The drag created by air increases roughly as a square of speed, thus creating a speed barrier that even the most experienced cyclists cannot exceed for long periods of time. Amateur racers weighing 150 lbs are able to use 200 watts for over an hour, and a professional racer may be able to use over 1500 watts in the burst to the finish line, but this would be unsustainable for the course of the race. The limitations of sustainable power and aerodynamic drag are the reason that cyclists competing in races like the Tour de France ride in a pack or pace line.

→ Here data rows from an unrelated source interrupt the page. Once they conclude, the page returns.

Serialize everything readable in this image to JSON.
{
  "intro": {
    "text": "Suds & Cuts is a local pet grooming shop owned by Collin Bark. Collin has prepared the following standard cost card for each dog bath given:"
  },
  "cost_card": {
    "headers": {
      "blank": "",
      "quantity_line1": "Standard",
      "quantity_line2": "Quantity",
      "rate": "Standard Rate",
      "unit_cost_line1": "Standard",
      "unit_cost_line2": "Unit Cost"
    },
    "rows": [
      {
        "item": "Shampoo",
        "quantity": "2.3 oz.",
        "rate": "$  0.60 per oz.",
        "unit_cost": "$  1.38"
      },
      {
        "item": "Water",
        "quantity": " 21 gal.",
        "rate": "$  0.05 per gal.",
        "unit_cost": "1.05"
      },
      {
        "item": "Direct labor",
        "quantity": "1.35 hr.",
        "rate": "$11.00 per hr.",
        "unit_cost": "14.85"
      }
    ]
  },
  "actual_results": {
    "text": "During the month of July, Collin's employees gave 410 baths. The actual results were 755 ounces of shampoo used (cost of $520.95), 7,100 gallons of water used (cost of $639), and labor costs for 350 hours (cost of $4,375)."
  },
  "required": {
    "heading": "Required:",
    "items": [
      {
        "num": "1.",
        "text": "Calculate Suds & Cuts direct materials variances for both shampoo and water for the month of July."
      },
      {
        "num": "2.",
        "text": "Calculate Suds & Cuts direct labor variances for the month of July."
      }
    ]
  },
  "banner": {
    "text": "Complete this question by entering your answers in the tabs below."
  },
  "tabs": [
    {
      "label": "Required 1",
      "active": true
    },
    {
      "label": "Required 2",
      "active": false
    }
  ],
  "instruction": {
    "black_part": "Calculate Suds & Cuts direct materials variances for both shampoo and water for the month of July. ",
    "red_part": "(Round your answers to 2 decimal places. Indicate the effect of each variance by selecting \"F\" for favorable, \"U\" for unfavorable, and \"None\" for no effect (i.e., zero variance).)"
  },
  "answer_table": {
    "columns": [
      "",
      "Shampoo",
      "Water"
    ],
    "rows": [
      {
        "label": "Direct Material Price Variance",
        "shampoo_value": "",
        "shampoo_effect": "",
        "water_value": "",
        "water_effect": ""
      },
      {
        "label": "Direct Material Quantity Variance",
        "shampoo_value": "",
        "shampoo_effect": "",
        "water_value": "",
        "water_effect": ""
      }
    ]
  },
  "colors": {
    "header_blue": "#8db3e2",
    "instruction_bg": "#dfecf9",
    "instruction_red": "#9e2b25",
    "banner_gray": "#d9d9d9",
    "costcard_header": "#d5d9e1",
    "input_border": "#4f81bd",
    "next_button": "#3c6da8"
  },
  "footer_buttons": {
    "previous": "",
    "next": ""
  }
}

Oxygen use during exercise is directly related to the energy being used, similarly to combustion. For experienced cyclists, a linear relationship exists for oxygen consumption at medium cycling speeds but at faster speeds oxygen consumption rises, making cycling less economical. The following chart compares the calories per hour used for walking, running and cycling at different speeds
We commonly refer to food intake in calories, but in fact calories are a measurement of heat or energy used. Dr. Edward Coyle of The University of Texas in Austin studied the average values of oxygen consumption by cyclists at difference speeds. As we ride faster we consume disproportionately more oxygen. At speeds exceeding 15 mph our overall cycling efficiency declines.
The force required to overcome air drag rises as the square of the speed. Though it is not a huge factor at low speeds, air resistance becomes the primary limiting factor when cycling at high speeds.